### Action item
Scan the entries below and report only how many lines contain "natto".

### Source information

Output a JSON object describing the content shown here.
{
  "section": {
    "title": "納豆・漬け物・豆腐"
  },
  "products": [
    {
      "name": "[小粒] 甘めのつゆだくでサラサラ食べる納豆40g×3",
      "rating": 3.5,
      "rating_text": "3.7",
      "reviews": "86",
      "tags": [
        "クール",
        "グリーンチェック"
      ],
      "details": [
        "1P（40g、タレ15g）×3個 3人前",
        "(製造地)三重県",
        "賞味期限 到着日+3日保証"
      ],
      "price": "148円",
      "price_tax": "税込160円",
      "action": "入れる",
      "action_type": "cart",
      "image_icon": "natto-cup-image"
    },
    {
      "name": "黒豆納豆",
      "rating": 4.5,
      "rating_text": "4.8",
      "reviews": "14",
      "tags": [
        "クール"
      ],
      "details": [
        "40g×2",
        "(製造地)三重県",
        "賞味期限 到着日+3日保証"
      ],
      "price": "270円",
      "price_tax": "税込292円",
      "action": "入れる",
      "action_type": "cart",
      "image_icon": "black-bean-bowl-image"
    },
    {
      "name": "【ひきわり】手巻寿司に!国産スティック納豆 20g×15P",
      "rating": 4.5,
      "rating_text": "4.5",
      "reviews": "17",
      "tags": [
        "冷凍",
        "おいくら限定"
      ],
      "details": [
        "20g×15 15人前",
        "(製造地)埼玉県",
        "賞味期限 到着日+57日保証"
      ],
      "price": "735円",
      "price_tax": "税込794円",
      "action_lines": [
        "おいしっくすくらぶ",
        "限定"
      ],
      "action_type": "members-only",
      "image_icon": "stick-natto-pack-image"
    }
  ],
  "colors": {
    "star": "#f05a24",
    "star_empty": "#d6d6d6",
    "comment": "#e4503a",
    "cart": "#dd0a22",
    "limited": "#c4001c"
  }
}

### Your response
2